**Extracted entries**
>>>>

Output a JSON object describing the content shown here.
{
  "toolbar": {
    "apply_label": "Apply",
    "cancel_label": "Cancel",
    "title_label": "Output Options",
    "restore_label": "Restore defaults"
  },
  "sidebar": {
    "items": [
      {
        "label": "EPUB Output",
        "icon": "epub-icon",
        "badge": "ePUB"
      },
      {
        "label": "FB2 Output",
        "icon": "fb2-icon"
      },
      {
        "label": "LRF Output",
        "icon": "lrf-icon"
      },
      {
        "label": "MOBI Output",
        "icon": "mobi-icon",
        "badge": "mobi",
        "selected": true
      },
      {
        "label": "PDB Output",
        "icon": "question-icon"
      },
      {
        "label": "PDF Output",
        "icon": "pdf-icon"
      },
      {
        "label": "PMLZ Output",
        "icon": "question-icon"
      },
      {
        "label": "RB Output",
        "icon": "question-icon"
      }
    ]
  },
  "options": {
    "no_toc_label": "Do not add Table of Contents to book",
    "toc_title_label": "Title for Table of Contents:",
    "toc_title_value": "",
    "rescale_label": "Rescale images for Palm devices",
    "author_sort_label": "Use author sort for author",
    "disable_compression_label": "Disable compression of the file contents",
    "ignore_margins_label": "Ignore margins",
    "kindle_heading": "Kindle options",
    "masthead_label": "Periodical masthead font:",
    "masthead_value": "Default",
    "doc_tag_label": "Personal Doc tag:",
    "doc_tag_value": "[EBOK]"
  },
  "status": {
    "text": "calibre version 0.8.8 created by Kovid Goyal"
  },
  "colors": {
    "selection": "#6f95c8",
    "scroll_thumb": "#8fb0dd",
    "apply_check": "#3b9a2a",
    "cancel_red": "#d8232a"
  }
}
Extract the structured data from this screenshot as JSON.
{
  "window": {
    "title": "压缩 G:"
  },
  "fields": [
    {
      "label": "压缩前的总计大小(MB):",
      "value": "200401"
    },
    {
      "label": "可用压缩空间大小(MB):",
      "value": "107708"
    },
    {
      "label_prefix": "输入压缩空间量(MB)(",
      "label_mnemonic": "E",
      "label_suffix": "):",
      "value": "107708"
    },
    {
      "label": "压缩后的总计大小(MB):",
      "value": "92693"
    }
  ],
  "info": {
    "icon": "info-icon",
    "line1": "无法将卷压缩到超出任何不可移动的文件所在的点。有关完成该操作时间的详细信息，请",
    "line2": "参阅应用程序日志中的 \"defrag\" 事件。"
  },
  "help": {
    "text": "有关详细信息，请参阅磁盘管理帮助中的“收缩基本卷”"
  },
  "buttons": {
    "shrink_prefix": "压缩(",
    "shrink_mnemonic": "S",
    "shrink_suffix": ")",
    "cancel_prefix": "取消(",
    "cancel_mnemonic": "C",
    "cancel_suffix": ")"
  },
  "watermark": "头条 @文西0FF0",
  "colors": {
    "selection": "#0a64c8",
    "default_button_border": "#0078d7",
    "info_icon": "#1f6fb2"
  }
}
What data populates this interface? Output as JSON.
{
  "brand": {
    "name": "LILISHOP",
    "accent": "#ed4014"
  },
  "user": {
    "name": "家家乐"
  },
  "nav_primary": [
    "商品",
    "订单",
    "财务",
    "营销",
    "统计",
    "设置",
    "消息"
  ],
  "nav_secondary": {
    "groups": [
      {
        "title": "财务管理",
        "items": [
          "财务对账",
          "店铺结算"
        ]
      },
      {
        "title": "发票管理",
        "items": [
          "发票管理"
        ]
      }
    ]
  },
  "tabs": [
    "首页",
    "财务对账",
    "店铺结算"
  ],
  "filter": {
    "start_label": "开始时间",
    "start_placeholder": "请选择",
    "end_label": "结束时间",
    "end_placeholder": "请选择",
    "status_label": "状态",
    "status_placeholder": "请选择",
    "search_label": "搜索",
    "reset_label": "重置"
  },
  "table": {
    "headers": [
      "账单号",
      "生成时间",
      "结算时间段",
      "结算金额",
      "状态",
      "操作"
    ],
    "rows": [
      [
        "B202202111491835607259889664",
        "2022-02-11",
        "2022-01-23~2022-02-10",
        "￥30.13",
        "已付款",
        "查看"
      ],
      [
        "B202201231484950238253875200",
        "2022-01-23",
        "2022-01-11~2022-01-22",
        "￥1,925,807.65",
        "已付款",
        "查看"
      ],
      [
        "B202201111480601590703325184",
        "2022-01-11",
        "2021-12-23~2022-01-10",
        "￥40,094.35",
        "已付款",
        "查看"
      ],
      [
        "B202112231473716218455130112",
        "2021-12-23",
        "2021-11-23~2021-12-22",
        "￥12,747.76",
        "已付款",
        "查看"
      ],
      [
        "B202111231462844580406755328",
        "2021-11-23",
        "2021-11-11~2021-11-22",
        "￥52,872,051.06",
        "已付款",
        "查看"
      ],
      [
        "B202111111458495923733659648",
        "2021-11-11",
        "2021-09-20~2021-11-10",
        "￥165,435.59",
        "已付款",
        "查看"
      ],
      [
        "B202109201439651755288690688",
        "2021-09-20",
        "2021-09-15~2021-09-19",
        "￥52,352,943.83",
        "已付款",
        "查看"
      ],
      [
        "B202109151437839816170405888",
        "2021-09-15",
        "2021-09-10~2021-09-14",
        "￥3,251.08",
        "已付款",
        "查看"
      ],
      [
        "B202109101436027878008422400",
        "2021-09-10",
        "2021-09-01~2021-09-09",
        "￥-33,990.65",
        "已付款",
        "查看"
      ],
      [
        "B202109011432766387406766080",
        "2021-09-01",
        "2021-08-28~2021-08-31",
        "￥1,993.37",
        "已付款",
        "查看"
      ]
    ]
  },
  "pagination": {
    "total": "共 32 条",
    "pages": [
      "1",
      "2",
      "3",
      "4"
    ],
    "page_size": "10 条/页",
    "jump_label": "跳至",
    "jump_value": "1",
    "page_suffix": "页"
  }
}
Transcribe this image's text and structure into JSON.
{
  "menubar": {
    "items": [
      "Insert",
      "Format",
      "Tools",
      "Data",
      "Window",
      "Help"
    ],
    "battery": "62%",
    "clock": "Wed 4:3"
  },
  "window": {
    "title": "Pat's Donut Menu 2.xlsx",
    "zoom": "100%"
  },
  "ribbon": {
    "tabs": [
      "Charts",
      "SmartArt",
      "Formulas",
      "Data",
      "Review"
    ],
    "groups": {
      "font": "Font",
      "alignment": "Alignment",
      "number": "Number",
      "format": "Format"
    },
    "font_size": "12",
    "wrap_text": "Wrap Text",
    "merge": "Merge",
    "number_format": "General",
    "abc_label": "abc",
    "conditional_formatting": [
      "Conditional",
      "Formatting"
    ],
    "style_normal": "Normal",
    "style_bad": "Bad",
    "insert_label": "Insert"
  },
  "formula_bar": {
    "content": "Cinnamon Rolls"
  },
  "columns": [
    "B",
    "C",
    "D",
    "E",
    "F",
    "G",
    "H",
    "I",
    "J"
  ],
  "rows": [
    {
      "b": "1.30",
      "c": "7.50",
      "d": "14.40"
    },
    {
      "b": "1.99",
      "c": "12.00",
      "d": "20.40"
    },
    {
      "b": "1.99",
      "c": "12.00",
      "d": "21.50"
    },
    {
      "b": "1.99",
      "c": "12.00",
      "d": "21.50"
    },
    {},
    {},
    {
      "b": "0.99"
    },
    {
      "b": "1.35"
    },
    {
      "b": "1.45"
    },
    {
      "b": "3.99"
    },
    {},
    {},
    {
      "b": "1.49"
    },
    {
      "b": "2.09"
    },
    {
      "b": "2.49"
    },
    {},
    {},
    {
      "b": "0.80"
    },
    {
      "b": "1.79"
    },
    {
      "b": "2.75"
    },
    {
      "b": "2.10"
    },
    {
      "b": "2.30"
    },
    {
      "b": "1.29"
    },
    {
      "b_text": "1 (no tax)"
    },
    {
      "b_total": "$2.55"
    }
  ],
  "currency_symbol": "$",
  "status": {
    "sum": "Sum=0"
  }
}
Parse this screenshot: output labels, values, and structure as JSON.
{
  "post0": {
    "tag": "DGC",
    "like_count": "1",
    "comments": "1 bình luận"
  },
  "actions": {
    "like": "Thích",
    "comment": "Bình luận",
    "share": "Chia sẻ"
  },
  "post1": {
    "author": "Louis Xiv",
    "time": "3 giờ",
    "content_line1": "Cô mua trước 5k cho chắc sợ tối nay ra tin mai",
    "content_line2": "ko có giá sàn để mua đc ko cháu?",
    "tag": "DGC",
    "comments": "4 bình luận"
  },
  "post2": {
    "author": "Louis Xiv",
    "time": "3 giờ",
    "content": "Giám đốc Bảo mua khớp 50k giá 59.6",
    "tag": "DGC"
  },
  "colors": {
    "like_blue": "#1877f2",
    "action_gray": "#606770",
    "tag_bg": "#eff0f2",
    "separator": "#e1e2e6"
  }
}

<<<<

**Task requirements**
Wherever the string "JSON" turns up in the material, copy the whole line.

**Your response**
Output a JSON object describing the content shown here.
Extract the structured data from this screenshot as JSON.
What data populates this interface? Output as JSON.
Transcribe this image's text and structure into JSON.
Parse this screenshot: output labels, values, and structure as JSON.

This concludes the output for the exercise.